Shortly after his landmark performance in An Extremely Memorable Emergency, Stott started training to become a lawyer. He soon discovered that things were not going to be easy for him. The network of Freemasons running through the lawyering business had obtained photographic evidence of Stott mocking their ceremonies in a Scottish Masonic lodge using inflatable Daleks and thespy facial expressions; whatever he did, wherever he went, Stott found that his work was being thwarted. Although he was never able to pin it on the Masons, and although the people around him were superficially friendly and supportive, he knew that he was trapped in a hopeless situation.
Things were to get even worse. Arriving home from a difficult session of lawyering one evening, Stott discovered that his wife had been brutally murdered by a one-armed man. Yet when he reported the crime, the system of law that he had devoted his life to turned against him: he found himself accused of murder, tried and found guilty, and sentenced to death under new immigration laws established by Michael Howard’s Tory government (Howard himself suspected to be a leading Freemason).
But on his way to the gallows, the horse and cart transporting Stott was overturned by a steam roller from an Ealing Comedy. Joining forces with Stanley Holloway and Joan Simms, and directed by John Gordillo, Stott went in pursuit of the one-armed man for over 150 episodes, finally using his law connections to cleverly narrow down the potential suspects to two criminals, One Armed Jack and One Armed Harry. In a final twist, it turned out that the murderer had been hired by Dave Gorman, collecting material for his new show Dave Gorman’s Para-assassin Adventure, in which Gorman attempted to pin as many murders as possible on people with physical disabilities.

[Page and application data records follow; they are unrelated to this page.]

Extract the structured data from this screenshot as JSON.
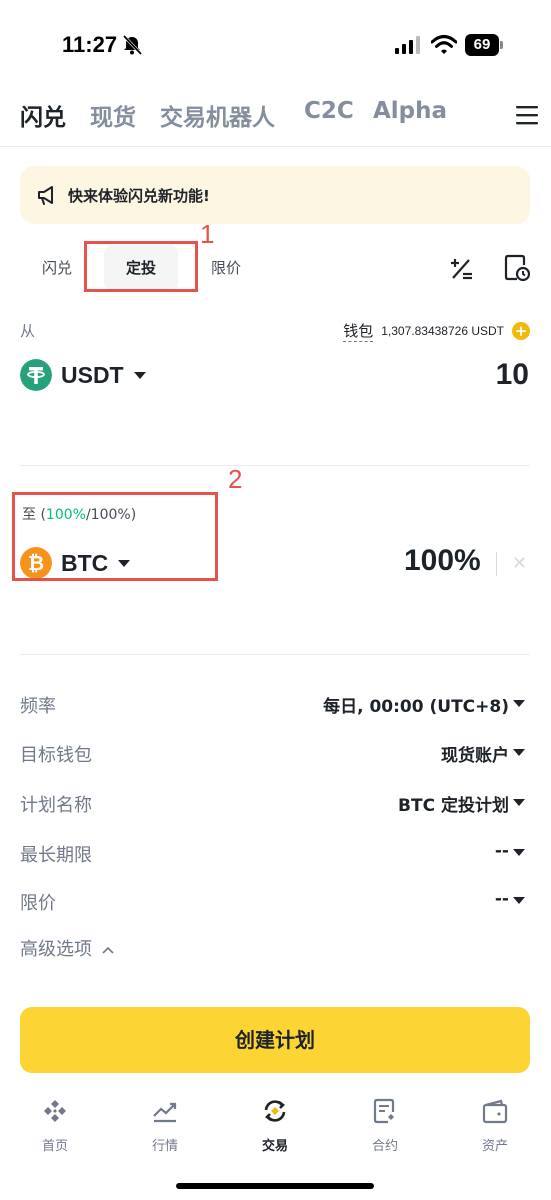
{
  "status_bar": {
    "time": "11:27",
    "battery": "69"
  },
  "top_tabs": [
    {
      "label": "闪兑",
      "active": true
    },
    {
      "label": "现货"
    },
    {
      "label": "交易机器人"
    },
    {
      "label": "C2C"
    },
    {
      "label": "Alpha"
    }
  ],
  "banner": {
    "text": "快来体验闪兑新功能!"
  },
  "sub_tabs": [
    {
      "label": "闪兑"
    },
    {
      "label": "定投",
      "active": true
    },
    {
      "label": "限价"
    }
  ],
  "annotations": {
    "box1": "1",
    "box2": "2"
  },
  "from": {
    "label": "从",
    "wallet_label": "钱包",
    "wallet_amount": "1,307.83438726 USDT",
    "coin": "USDT",
    "amount": "10"
  },
  "to": {
    "label_prefix": "至 (",
    "label_pct": "100%",
    "label_suffix": "/100%)",
    "coin": "BTC",
    "amount": "100%",
    "clear": "✕"
  },
  "settings": [
    {
      "label": "频率",
      "value": "每日, 00:00 (UTC+8)"
    },
    {
      "label": "目标钱包",
      "value": "现货账户"
    },
    {
      "label": "计划名称",
      "value": "BTC 定投计划"
    },
    {
      "label": "最长期限",
      "value": "--"
    },
    {
      "label": "限价",
      "value": "--"
    }
  ],
  "advanced_label": "高级选项",
  "create_button": "创建计划",
  "bottom_nav": [
    {
      "label": "首页",
      "icon": "home-icon"
    },
    {
      "label": "行情",
      "icon": "markets-icon"
    },
    {
      "label": "交易",
      "icon": "trade-icon",
      "active": true
    },
    {
      "label": "合约",
      "icon": "futures-icon"
    },
    {
      "label": "资产",
      "icon": "assets-icon"
    }
  ],
  "colors": {
    "accent": "#FCD535",
    "usdt": "#26A17B",
    "btc": "#F7931A",
    "positive": "#02C076",
    "annotation": "#E5534B"
  }
}
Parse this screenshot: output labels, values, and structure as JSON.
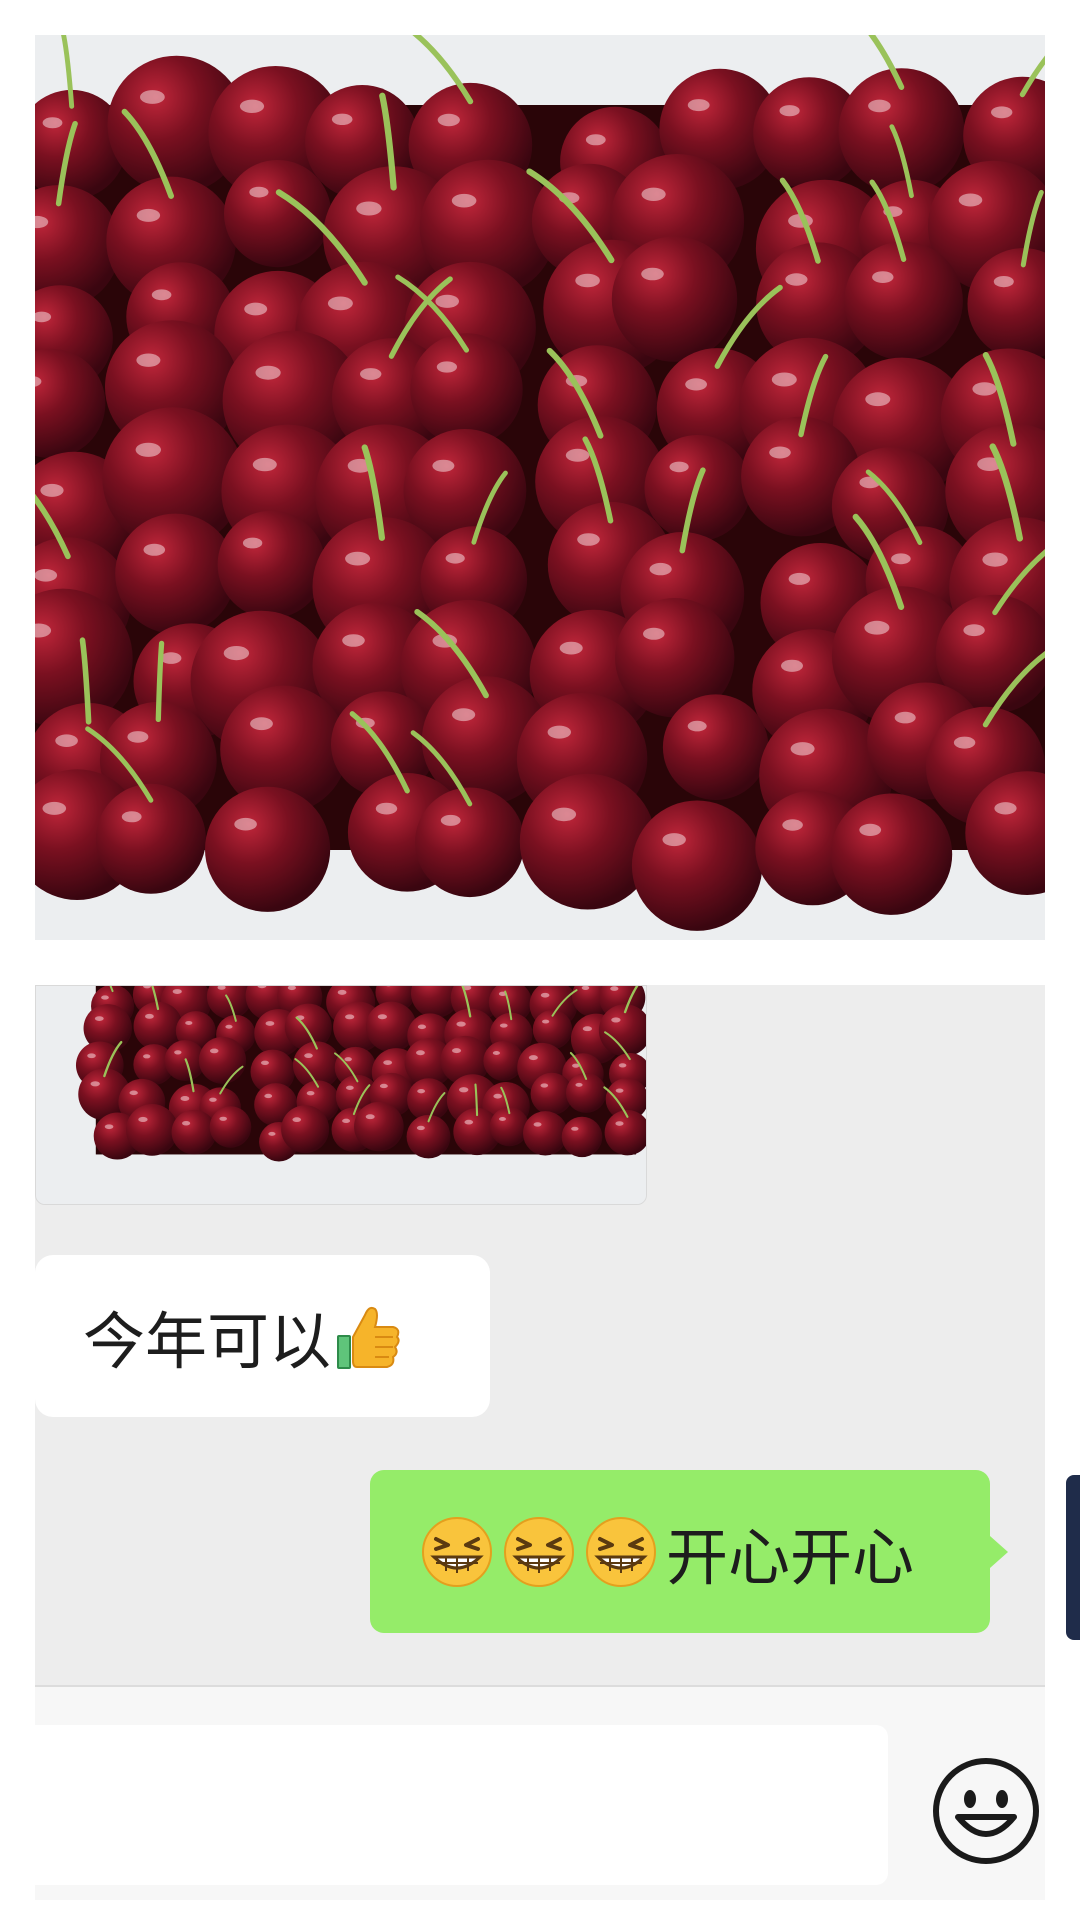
{
  "chat": {
    "incoming_message": "今年可以",
    "outgoing_message": "开心开心"
  },
  "icons": {
    "incoming_emoji": "thumbs-up-icon",
    "outgoing_emoji": "grinning-squinting-face-icon",
    "input_bar_button": "smiley-face-icon"
  },
  "colors": {
    "outgoing_bubble": "#95ec69",
    "incoming_bubble": "#ffffff",
    "chat_background": "#ededed"
  },
  "input": {
    "value": "",
    "placeholder": ""
  }
}
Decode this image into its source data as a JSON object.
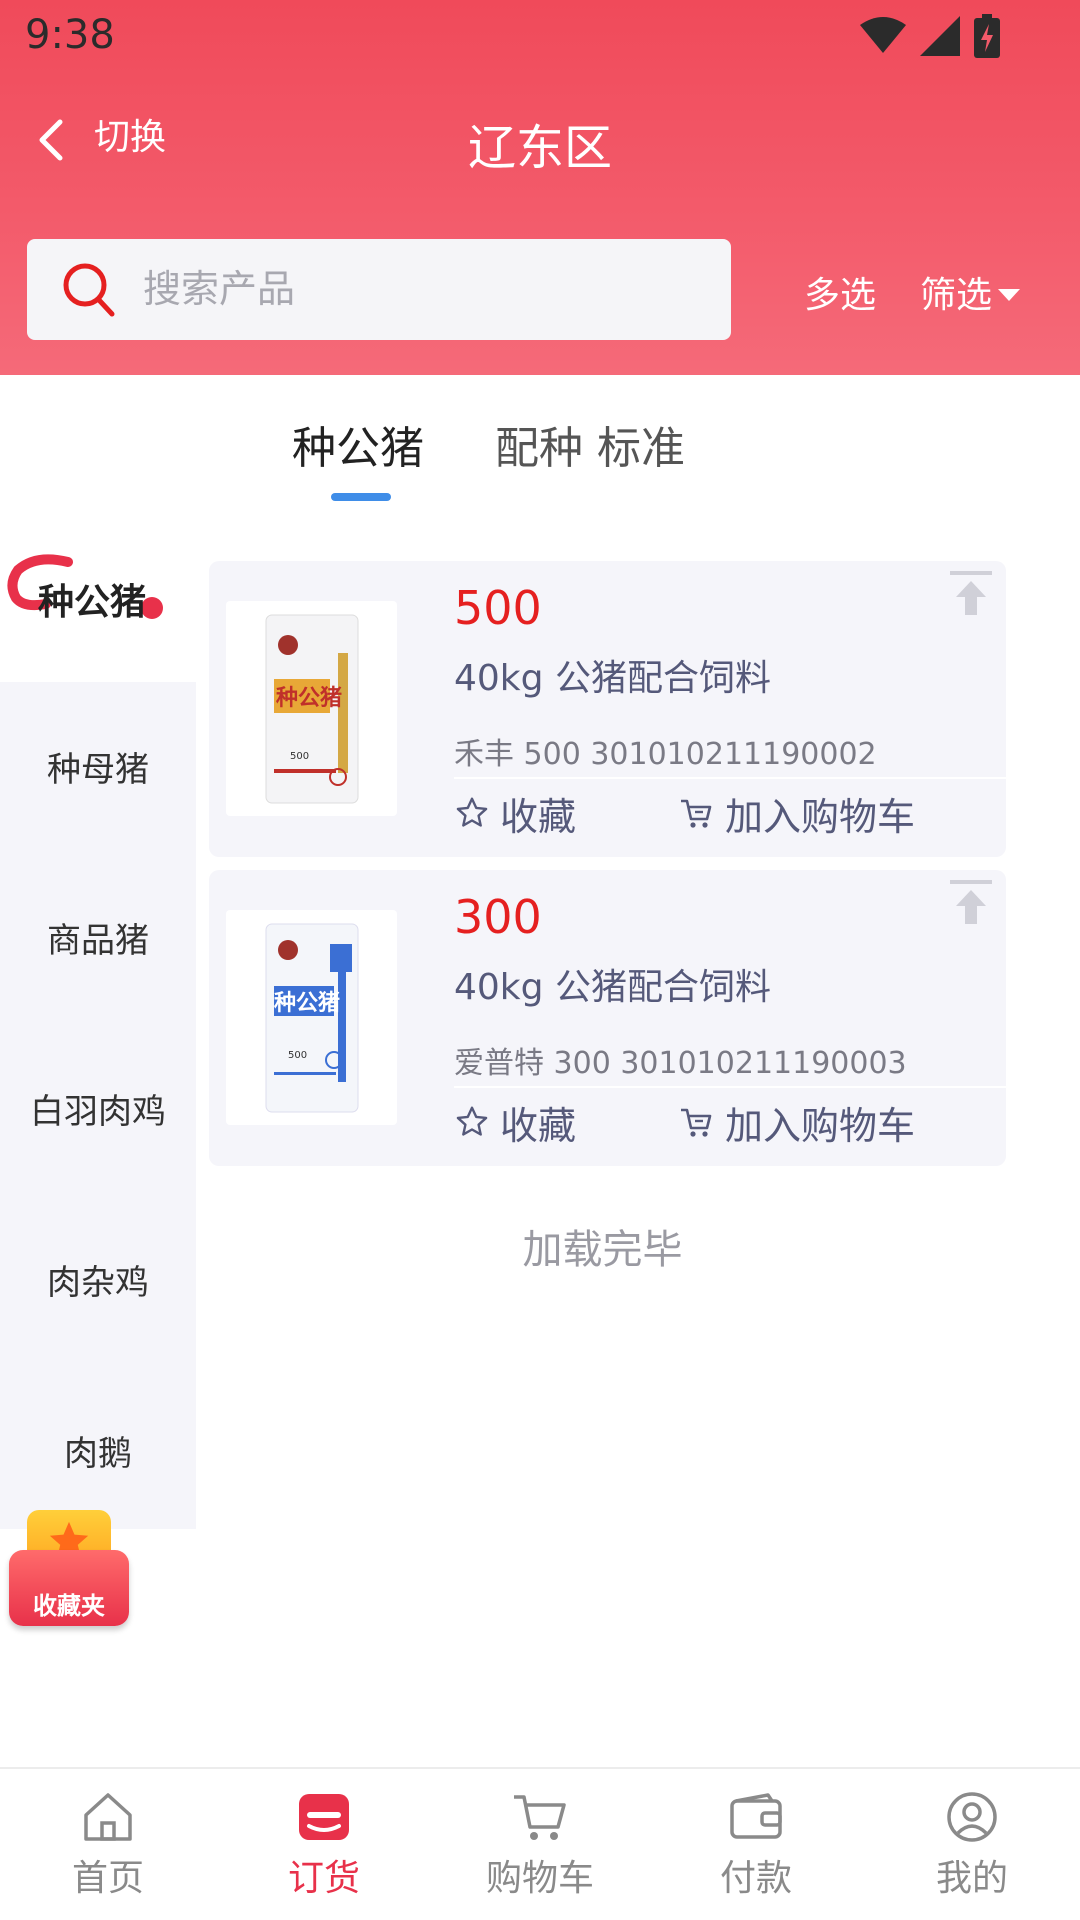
{
  "status_bar": {
    "time": "9:38"
  },
  "header": {
    "back_label": "切换",
    "title": "辽东区",
    "search_placeholder": "搜索产品",
    "multi_select": "多选",
    "filter": "筛选"
  },
  "tabs": [
    {
      "label": "种公猪",
      "active": true
    },
    {
      "label": "配种 标准",
      "active": false
    }
  ],
  "sidebar": {
    "items": [
      "种公猪",
      "种母猪",
      "商品猪",
      "白羽肉鸡",
      "肉杂鸡",
      "肉鹅"
    ]
  },
  "products": [
    {
      "price": "500",
      "name": "40kg 公猪配合饲料",
      "code": "禾丰 500 301010211190002",
      "fav_label": "收藏",
      "cart_label": "加入购物车"
    },
    {
      "price": "300",
      "name": "40kg 公猪配合饲料",
      "code": "爱普特 300 301010211190003",
      "fav_label": "收藏",
      "cart_label": "加入购物车"
    }
  ],
  "bag_artwork": {
    "brand_text": "种公猪",
    "spec": "500"
  },
  "loaded_text": "加载完毕",
  "fav_folder": {
    "label": "收藏夹"
  },
  "bottom_nav": [
    {
      "label": "首页",
      "icon": "home-icon"
    },
    {
      "label": "订货",
      "icon": "order-icon",
      "active": true
    },
    {
      "label": "购物车",
      "icon": "cart-icon"
    },
    {
      "label": "付款",
      "icon": "wallet-icon"
    },
    {
      "label": "我的",
      "icon": "profile-icon"
    }
  ],
  "colors": {
    "header": "#f04a5a",
    "price": "#e52020",
    "tab_indicator": "#3f8de8",
    "nav_active": "#e8314a"
  }
}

Stott’s harrowing experience was later made into the fourth Indiana Jones film.